- Opening Delimiter -

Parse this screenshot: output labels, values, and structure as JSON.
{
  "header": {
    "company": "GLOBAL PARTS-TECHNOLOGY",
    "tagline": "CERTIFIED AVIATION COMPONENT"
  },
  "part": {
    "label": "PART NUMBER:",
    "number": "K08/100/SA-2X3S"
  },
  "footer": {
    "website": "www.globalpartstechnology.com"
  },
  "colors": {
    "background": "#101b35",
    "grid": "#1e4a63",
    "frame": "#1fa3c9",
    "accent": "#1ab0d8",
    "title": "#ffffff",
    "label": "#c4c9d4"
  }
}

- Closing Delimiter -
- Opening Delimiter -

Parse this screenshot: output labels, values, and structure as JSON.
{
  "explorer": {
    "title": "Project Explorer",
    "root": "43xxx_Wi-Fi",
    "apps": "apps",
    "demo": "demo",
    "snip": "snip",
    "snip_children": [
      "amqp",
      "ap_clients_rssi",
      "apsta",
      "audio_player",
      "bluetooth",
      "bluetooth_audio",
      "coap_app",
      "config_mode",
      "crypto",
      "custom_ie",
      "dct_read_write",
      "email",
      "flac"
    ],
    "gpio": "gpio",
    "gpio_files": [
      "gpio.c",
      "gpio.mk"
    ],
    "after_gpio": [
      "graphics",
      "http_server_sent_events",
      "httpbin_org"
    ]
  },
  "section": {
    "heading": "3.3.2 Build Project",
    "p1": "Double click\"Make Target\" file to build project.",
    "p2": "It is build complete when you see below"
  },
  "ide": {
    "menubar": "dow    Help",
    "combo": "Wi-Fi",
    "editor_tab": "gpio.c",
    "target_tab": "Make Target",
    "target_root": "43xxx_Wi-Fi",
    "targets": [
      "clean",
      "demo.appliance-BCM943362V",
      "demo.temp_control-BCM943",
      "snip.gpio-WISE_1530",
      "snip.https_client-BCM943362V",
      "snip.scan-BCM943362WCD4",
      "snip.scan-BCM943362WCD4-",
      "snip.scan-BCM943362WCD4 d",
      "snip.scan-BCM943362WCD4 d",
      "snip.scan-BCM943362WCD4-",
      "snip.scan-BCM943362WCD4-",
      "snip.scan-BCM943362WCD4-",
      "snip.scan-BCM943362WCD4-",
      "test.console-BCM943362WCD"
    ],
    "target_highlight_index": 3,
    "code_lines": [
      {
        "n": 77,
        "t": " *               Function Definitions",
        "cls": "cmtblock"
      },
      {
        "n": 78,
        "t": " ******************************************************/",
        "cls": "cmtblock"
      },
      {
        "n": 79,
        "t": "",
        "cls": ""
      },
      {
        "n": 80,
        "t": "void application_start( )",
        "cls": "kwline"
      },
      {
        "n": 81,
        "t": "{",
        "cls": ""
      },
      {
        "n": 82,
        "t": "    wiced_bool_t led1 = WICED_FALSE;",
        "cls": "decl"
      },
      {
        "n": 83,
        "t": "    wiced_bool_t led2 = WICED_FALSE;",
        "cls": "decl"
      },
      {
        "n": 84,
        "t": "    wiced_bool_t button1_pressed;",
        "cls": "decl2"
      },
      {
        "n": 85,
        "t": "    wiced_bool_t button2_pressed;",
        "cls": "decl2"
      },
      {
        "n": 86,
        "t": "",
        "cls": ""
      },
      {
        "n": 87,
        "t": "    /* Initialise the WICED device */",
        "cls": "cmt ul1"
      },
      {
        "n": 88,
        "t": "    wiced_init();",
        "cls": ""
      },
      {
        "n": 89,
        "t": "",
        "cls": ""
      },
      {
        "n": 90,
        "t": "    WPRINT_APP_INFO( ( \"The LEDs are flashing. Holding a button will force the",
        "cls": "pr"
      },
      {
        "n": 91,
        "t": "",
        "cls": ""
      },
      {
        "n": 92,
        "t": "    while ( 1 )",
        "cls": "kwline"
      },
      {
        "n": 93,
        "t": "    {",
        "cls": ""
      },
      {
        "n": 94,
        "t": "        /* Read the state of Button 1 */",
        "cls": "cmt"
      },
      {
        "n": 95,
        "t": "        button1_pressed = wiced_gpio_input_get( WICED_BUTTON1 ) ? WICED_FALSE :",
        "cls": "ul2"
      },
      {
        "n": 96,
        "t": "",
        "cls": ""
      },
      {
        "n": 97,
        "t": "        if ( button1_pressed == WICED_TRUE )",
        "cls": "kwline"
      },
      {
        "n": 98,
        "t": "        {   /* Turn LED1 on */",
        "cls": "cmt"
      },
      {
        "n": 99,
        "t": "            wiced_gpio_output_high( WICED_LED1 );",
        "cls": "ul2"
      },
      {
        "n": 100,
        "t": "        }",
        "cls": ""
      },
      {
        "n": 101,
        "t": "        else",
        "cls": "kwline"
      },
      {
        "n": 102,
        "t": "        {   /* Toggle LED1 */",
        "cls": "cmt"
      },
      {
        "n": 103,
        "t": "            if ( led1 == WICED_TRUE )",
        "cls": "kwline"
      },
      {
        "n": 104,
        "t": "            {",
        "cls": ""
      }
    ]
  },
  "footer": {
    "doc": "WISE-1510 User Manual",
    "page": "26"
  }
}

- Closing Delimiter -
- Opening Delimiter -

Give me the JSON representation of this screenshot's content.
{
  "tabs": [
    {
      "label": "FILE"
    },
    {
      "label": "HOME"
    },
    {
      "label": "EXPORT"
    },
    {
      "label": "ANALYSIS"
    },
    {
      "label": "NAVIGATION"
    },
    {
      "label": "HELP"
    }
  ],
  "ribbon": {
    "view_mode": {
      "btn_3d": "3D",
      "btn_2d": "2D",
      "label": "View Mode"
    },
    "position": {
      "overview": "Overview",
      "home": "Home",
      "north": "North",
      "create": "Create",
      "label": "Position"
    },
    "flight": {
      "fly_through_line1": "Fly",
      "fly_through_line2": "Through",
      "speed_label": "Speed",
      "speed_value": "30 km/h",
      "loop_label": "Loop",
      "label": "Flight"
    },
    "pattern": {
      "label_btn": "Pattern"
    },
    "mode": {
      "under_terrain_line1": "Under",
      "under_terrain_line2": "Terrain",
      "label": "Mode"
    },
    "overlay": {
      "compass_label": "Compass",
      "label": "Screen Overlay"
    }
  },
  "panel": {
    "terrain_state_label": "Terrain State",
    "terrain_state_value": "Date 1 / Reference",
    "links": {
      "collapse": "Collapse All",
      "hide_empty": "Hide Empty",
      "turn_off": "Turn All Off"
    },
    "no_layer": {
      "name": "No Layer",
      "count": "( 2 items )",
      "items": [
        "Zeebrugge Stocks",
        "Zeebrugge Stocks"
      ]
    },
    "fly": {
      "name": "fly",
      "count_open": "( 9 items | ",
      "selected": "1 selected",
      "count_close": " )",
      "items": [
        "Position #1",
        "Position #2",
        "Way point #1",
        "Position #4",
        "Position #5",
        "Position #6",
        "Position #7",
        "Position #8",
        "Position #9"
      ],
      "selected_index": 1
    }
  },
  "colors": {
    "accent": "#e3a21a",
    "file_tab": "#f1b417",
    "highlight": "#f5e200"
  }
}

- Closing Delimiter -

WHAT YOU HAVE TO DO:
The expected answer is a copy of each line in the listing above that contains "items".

RESPONSE BELOW:
      "count": "( 2 items )",
      "items": [
      "count_open": "( 9 items | ",
      "items": [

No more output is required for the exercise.